Where there's smoke . . .
Perhaps you think it’s easy to spot beneficiaries of wealth and privilege in today’s society, but it is a lot easier in the late-Victorian England conjured by Dan Vyleta in Smoke, an inventive quasi-dystopian fantasy. The aristocracy are distinguished from the lower classes by one significant and immediately noticeable trait: The lower classes emit thick black smoke—or, as it appears here, Smoke.
This is an England in which babies turn black with Smoke and the resulting Soot minutes after they’re born; it’s the “dark plume of shame.” Think a bad thought or tell a falsehood, and tendrils of Smoke will alert the world to your misdeed.
The novel begins at a boarding school in which 200 upper-class boys are receiving a “moral education” to cure them of the evil they are born with. Two of them become best friends: wealthy Charlie Cooper and Thomas Argyle, whom one of the school’s young prefects, Julius Spencer, suspects of harboring a reprehensible secret.
At Christmas, the headmaster asks Charlie to accompany Thomas to the home of Baron Naylor, Thomas’ uncle. Keep an eye on Thomas, the headmaster tells Charlie, but he doesn’t say why. What follows is a shocking visit in which both boys become enamored of the baron’s daughter, Livia; discover experiments conducted with the Soot of prisoners; learn the mysterious properties of a tin of sweets; and uncover the real intentions of not only Julius but also the school’s masters.

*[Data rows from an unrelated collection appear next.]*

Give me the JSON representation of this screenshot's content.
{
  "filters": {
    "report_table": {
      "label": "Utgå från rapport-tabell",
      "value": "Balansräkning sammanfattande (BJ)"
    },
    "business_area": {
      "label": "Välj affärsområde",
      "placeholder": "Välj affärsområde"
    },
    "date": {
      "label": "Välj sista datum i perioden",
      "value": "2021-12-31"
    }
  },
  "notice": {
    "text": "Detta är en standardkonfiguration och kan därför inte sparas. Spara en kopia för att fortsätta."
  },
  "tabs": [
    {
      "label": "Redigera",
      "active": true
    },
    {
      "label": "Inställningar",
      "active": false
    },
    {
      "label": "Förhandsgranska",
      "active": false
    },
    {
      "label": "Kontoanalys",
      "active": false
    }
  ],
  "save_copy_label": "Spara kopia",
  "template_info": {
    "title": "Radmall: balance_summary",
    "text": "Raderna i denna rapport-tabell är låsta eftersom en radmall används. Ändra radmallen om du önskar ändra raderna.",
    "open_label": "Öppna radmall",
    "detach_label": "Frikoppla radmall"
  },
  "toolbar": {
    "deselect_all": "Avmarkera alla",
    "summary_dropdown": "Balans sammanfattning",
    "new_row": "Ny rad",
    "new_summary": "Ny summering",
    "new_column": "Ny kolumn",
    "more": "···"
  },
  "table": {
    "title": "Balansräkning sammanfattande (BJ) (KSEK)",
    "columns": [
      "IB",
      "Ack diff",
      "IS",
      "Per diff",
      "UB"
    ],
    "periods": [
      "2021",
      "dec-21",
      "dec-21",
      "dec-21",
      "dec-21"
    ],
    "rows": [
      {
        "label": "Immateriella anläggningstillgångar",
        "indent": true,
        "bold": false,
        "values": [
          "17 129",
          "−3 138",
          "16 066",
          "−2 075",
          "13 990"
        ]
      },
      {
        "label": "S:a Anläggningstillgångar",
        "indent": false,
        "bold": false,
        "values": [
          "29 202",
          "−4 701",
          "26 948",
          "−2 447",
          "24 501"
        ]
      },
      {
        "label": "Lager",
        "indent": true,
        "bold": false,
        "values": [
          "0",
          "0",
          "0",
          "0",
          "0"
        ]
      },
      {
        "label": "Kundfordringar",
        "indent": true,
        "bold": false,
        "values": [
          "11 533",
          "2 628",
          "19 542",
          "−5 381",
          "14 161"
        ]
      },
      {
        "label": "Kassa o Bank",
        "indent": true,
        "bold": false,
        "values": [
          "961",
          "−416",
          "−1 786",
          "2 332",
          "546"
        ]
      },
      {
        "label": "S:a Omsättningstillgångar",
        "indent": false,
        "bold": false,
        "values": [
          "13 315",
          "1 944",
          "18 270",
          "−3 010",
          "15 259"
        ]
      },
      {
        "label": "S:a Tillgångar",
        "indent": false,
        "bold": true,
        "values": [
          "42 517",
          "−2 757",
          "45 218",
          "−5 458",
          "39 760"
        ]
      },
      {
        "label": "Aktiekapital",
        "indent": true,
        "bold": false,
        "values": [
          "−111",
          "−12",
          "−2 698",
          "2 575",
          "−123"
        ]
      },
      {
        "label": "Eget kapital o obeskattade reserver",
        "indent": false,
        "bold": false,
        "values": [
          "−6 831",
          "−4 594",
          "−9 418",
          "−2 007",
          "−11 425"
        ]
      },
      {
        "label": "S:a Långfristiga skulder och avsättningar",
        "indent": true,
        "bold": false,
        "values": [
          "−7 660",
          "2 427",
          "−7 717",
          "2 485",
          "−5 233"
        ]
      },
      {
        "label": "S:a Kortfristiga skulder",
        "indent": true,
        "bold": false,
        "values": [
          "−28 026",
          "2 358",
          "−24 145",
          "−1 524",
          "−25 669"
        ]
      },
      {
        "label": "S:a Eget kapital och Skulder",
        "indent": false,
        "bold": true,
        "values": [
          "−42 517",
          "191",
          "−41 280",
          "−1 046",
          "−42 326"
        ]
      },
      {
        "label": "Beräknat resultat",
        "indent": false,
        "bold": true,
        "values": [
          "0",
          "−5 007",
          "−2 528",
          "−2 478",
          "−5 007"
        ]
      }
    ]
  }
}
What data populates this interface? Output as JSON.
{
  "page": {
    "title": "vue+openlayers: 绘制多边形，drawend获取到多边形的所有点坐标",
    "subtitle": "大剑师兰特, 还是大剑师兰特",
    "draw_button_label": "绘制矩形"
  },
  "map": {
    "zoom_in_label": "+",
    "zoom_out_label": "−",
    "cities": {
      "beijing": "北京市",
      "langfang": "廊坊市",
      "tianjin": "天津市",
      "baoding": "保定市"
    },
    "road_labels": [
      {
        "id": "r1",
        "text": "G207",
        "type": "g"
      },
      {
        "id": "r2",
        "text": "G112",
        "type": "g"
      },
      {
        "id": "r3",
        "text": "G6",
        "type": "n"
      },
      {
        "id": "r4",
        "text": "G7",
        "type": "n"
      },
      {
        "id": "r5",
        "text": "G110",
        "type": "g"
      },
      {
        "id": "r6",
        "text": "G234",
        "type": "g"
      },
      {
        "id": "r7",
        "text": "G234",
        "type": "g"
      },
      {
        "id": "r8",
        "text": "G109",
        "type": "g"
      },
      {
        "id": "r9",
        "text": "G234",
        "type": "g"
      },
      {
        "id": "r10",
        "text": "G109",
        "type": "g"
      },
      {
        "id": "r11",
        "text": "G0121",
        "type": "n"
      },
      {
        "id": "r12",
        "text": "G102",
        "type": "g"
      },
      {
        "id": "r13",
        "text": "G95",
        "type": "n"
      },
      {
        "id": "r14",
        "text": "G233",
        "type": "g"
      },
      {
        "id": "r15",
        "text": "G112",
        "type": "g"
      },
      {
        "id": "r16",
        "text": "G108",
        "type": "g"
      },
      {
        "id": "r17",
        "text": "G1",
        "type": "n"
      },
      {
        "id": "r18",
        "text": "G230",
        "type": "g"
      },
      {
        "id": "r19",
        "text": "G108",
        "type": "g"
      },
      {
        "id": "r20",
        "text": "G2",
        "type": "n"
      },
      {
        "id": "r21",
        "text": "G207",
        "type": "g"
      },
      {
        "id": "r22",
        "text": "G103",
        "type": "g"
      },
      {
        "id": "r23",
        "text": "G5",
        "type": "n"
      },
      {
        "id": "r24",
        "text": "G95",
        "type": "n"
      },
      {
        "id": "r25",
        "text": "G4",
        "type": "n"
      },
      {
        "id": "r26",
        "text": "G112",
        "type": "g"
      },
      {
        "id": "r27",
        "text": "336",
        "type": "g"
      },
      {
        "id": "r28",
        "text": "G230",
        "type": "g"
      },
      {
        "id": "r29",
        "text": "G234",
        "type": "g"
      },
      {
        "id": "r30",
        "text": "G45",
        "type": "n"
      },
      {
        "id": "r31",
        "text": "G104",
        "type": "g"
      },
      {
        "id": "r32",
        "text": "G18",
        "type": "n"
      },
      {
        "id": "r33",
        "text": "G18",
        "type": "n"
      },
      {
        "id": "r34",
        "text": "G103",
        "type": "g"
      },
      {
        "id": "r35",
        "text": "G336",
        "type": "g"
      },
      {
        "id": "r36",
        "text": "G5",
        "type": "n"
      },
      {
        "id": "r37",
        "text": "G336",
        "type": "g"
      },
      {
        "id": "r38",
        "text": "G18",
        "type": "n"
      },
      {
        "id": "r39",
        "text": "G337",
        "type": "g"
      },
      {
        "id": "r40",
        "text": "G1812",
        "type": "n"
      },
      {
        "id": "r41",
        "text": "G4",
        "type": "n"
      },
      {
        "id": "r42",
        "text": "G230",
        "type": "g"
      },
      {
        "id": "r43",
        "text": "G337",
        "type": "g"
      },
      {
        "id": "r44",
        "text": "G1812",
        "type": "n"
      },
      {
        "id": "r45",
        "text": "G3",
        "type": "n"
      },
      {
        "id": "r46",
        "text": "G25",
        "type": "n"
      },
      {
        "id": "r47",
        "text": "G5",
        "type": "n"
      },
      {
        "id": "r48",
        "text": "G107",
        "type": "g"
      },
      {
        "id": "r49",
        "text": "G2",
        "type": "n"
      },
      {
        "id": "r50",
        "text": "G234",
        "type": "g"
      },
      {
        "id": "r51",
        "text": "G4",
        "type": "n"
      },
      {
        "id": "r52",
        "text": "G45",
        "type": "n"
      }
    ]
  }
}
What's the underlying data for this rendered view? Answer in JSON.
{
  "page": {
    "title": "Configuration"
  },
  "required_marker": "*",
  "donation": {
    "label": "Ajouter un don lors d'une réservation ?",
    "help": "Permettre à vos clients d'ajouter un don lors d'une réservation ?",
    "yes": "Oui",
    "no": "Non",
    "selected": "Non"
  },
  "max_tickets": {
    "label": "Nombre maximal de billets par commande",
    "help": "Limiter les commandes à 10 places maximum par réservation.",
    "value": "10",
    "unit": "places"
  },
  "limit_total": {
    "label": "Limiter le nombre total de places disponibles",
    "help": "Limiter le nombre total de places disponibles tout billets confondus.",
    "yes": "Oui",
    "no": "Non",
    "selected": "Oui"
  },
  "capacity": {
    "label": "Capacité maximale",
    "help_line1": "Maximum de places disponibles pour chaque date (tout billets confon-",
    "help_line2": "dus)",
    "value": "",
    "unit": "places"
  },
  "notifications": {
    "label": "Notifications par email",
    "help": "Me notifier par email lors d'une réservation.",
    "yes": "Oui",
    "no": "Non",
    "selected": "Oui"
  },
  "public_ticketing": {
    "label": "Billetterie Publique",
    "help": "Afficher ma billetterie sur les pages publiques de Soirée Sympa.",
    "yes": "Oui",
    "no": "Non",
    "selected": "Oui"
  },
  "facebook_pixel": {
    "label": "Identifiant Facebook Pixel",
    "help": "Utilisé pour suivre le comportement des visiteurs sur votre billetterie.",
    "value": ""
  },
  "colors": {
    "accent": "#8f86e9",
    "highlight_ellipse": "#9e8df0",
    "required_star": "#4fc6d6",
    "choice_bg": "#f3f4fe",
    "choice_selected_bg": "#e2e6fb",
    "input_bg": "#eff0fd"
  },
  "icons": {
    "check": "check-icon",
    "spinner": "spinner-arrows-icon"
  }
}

From the houses of Parliament to London streets dense with costermongers and their handcarts, Smoke is an action-packed adventure that raises provocative questions about religion versus reason. As one character says in the second half of the book, Smoke isn’t necessarily evil. One person’s wickedness is another person’s humanity. That’s the kind of subtle observation that makes a smart thriller easy to spot.